Dial Access Fully Restored

     We found servers in our logs that were not in our server configuration.

     Further investigation determined that GlobalPOPs had added additional radius servers but had not informed us.  Requests coming from new servers not in our configuration were rejected causing authentication failures.

     I obtained a complete list of their radius servers, added it to our clients.conf file and now authentication is functioning again.

 

Dial-up Access Down

     Presently, our dial-up customers are unable to authenticate.

     We have tested our radius authentication servers and those of our wholesale provider and found the issue to be with the providers authentication servers.

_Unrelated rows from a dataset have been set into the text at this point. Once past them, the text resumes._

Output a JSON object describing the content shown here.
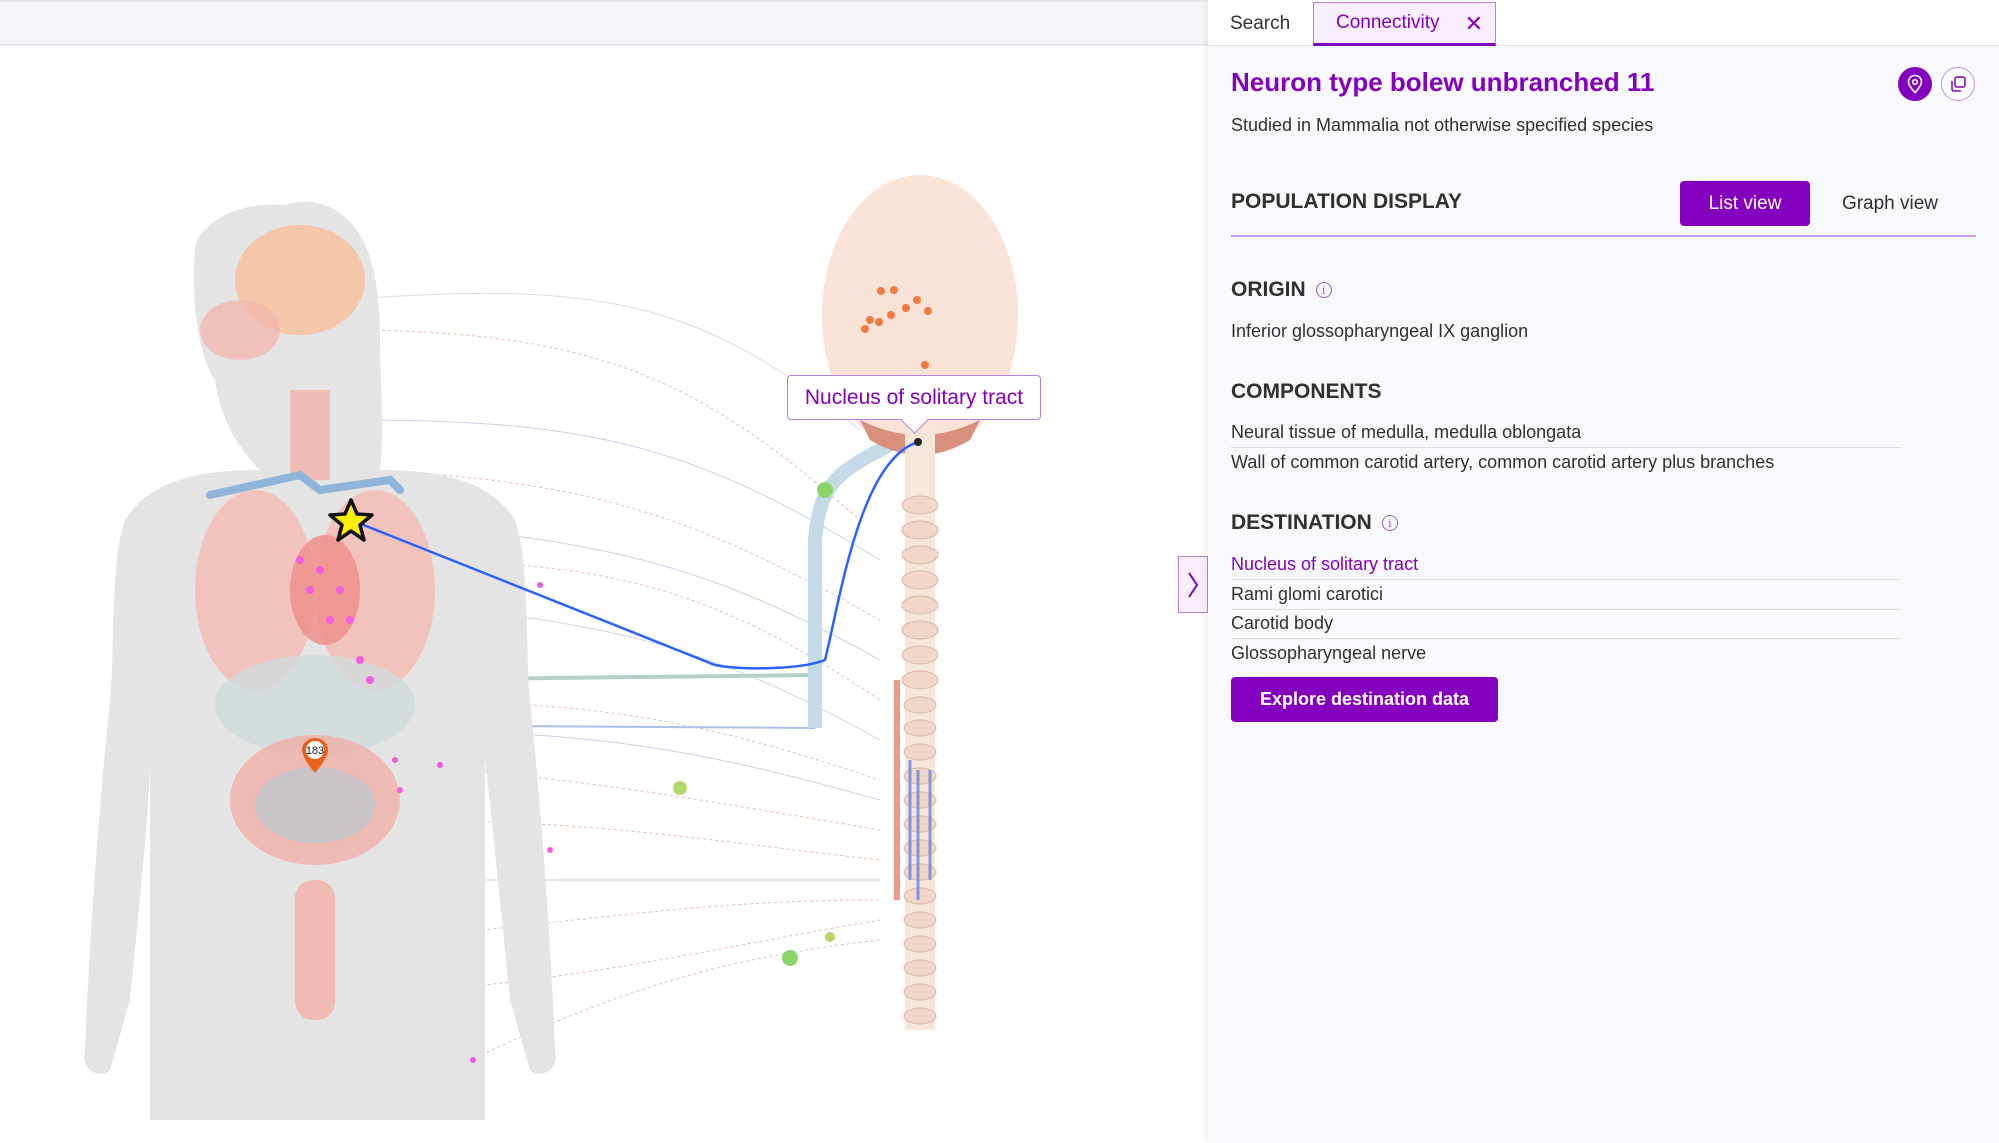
{
  "tabs": {
    "search_label": "Search",
    "connectivity_label": "Connectivity",
    "close_glyph": "✕"
  },
  "map": {
    "tooltip_label": "Nucleus of solitary tract",
    "marker_count": "183",
    "collapse_glyph": "〉",
    "colors": {
      "highlight_path": "#2962ff",
      "star_fill": "#ffee00",
      "marker": "#e8621a",
      "body": "#e3e3e3",
      "organ": "#f2b7b0"
    }
  },
  "panel": {
    "title": "Neuron type bolew unbranched 11",
    "subtitle": "Studied in Mammalia not otherwise specified species",
    "population_display": {
      "heading": "POPULATION DISPLAY",
      "list_view_label": "List view",
      "graph_view_label": "Graph view",
      "selected": "List view"
    },
    "origin": {
      "heading": "ORIGIN",
      "items": [
        "Inferior glossopharyngeal IX ganglion"
      ]
    },
    "components": {
      "heading": "COMPONENTS",
      "items": [
        "Neural tissue of medulla, medulla oblongata",
        "Wall of common carotid artery, common carotid artery plus branches"
      ]
    },
    "destination": {
      "heading": "DESTINATION",
      "items": [
        "Nucleus of solitary tract",
        "Rami glomi carotici",
        "Carotid body",
        "Glossopharyngeal nerve"
      ],
      "explore_label": "Explore destination data"
    },
    "accent_color": "#8300bf"
  }
}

     I attempted to generate a ticket via the normal means at GlobalPops loginto.us website and found the ticket link broken on their website as well.

     Since they normally do not allow phone tech support and have no means of contacting other than the now broken ticket system, I called their retail dial-up center and got them to generate a ticket for me.  I was assured I would receive a copy in my e-mail and someone would contact me but so far neither has occurred.

 

Maintenance Friday – Saturday

     Late Friday evening into early Saturday there will be some downtime for system maintenance.  First probably around 10:30, I will be taking the server that hosts home directories, out of service for up to an hour.  The reason for this is I will be adding a pair of 10TB drives to allow us to increase the size of the /home directory partition.

     Next I will be moving home directories to this new partition.  While this process will take some time, only during the final aspect when I am ready to switch partitions, will additional downtime be required.  At that point I will need to reboot the machine.

     Then I will need to reboot a number of other machines in order to make a kernel upgrade active.

Linux Security Exploit (Iglulik was attacked)

Warning!!!! This security exploit has not been widely published but it IS actively being exploited. Someone caused my server that houses our customers /home directories to spontaneously reboot trying to exploit it. Fortunately the kernel logged their attempts. See: https://www.kernel.org/doc/html/latest/admin-guide/l1tf.html In our cause I performed measurements on system load, web page loading times and latency with and without this CPU feature turned off and in our case it made no measurable difference so I turned it off with: echo ‘off’ > /sys/devices/system/cpu/smt/control. I put this in /etc/rc.local which is enabled on our machines for this and some other adjustments.

Iglulik Crash

     Iglulik, our system which houses /home directories and some virtual machines spontaneously rebooted.

     Examination of the logs suggest someone tried to take advantage of a CPU exploit similar to Meltdown.  I am looking into several possible mitigation strategies, all of them have performance impacts.

Debian

     Debian’s key database has gotten badly corrupted.  The machine is down at present and is being restored from backups.  It should be available again in about an hour.

     In the meantime, please use one of the other debian derived machines such as julinux.yellow-snow.net, mint.eskimo.com, mxlinux.eskimo.com, ubuntu.eskimo.com, or zorin.eskimo.com.

Centos 7

     CentOS 7 stopped accepting connections today.

     I found ypbind was not bound so it could not access the NIS database to get user authentication information.

     However, ypbind would not rebind on restart.  Usually the cause of this is portmapper (rpcbind) not running.  I checked, it was but I restarted it anyway, still ypbind would not bind.

     At this point I attempted to reboot the machine, systemd got stuck during shutdown and would not complete the shutdown process so I was forced to hard boot it.

     There were two newer kernels than the one it was running on.  It is now running on the newest and seems to be operating normally again.